▸ About this exercise: Determine how many lines of the listing below include the string "法文教育学域法文学系". Output the number and nothing more.
=-=-=-=-=
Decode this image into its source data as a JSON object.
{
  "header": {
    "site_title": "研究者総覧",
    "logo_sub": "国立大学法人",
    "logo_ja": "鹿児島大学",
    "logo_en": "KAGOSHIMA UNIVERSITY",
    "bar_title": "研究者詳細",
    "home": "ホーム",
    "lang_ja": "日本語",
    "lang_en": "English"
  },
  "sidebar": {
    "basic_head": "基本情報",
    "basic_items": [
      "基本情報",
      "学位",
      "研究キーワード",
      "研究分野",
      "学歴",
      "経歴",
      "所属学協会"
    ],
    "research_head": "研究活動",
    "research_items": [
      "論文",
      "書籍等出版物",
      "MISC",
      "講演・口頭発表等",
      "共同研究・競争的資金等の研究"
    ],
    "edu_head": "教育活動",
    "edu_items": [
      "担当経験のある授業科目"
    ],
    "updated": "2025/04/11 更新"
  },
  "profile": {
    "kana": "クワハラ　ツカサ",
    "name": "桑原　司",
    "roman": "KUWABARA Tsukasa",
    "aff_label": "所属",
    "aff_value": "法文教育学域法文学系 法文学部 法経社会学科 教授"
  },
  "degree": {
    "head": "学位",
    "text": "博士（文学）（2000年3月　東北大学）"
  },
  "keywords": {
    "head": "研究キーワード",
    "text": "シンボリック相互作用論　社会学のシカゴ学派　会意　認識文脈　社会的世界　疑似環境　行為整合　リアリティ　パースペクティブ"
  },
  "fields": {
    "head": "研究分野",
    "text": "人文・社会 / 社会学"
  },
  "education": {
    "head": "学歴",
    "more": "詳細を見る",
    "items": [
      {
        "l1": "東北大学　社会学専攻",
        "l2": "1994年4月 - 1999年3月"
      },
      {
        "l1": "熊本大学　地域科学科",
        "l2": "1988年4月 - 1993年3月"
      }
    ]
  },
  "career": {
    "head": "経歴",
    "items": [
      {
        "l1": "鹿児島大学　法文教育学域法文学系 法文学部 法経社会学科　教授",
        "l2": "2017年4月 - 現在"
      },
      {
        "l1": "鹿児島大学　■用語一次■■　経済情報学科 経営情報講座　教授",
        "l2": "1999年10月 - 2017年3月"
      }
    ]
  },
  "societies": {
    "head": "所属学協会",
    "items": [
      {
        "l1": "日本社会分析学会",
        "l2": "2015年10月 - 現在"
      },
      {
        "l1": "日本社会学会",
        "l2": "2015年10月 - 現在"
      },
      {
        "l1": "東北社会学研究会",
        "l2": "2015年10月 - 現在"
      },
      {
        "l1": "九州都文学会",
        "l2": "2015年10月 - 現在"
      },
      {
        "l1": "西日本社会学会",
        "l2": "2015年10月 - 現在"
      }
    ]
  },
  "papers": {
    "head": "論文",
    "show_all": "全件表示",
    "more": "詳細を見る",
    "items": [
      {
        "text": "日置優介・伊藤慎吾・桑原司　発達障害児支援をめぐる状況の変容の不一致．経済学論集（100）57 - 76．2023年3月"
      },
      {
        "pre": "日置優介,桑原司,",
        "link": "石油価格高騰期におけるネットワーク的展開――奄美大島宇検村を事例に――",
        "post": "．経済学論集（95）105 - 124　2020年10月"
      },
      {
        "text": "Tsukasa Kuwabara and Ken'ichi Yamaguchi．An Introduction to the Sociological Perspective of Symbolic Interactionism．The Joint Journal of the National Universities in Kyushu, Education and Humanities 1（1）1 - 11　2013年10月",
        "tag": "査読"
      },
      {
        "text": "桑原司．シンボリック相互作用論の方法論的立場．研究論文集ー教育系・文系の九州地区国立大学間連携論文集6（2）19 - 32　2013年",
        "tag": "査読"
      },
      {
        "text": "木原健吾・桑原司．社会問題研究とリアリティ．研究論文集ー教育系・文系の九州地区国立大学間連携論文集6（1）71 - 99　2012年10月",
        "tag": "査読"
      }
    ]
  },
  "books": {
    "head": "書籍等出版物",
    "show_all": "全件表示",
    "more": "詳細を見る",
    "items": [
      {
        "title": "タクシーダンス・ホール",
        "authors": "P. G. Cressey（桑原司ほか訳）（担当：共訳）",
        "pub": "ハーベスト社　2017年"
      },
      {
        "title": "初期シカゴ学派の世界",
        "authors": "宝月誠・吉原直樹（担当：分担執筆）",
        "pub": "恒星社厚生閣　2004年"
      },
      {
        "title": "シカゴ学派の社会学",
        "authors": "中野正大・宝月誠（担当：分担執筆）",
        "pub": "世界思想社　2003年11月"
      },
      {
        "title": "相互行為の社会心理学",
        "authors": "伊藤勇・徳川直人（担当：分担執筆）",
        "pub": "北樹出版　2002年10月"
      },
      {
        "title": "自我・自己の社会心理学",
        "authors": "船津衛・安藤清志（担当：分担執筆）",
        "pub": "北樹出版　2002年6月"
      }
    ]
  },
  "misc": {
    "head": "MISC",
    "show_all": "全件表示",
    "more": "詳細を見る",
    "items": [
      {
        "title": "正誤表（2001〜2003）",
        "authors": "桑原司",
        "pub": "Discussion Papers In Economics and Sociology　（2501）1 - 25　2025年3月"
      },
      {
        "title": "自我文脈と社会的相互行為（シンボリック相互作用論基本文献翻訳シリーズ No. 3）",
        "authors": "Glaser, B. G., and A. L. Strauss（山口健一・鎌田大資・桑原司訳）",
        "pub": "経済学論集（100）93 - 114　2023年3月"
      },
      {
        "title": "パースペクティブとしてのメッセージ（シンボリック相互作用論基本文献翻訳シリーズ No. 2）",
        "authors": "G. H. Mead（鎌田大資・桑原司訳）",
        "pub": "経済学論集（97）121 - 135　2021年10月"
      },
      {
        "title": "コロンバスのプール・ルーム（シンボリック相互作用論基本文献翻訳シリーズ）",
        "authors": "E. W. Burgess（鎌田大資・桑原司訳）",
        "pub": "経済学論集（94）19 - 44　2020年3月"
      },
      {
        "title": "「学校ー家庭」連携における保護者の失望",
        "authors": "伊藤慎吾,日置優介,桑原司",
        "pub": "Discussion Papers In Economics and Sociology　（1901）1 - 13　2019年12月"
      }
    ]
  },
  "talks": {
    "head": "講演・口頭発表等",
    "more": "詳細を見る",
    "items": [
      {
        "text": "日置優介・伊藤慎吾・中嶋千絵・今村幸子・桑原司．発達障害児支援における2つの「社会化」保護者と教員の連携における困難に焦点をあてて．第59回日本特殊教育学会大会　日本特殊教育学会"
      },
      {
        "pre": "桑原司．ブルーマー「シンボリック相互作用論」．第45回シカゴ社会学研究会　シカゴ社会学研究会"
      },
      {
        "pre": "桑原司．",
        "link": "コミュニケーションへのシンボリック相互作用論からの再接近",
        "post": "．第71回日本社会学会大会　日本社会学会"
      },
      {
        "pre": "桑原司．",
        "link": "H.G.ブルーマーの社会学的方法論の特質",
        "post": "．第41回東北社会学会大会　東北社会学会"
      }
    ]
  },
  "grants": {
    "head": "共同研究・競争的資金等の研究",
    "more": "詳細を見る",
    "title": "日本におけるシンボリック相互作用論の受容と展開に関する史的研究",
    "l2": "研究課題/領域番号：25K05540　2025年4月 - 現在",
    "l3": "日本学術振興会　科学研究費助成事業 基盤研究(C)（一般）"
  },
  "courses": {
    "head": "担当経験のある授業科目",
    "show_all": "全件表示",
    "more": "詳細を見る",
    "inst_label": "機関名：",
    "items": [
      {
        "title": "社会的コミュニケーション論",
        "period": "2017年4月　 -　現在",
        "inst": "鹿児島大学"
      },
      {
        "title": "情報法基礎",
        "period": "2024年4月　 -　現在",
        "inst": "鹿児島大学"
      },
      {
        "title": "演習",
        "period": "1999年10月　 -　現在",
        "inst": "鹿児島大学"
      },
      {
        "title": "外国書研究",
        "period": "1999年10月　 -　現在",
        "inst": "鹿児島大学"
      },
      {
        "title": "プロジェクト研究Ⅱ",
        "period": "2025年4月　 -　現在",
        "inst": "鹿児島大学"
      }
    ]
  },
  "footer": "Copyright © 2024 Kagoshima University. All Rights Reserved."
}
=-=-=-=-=
▸ Exercise solution: 2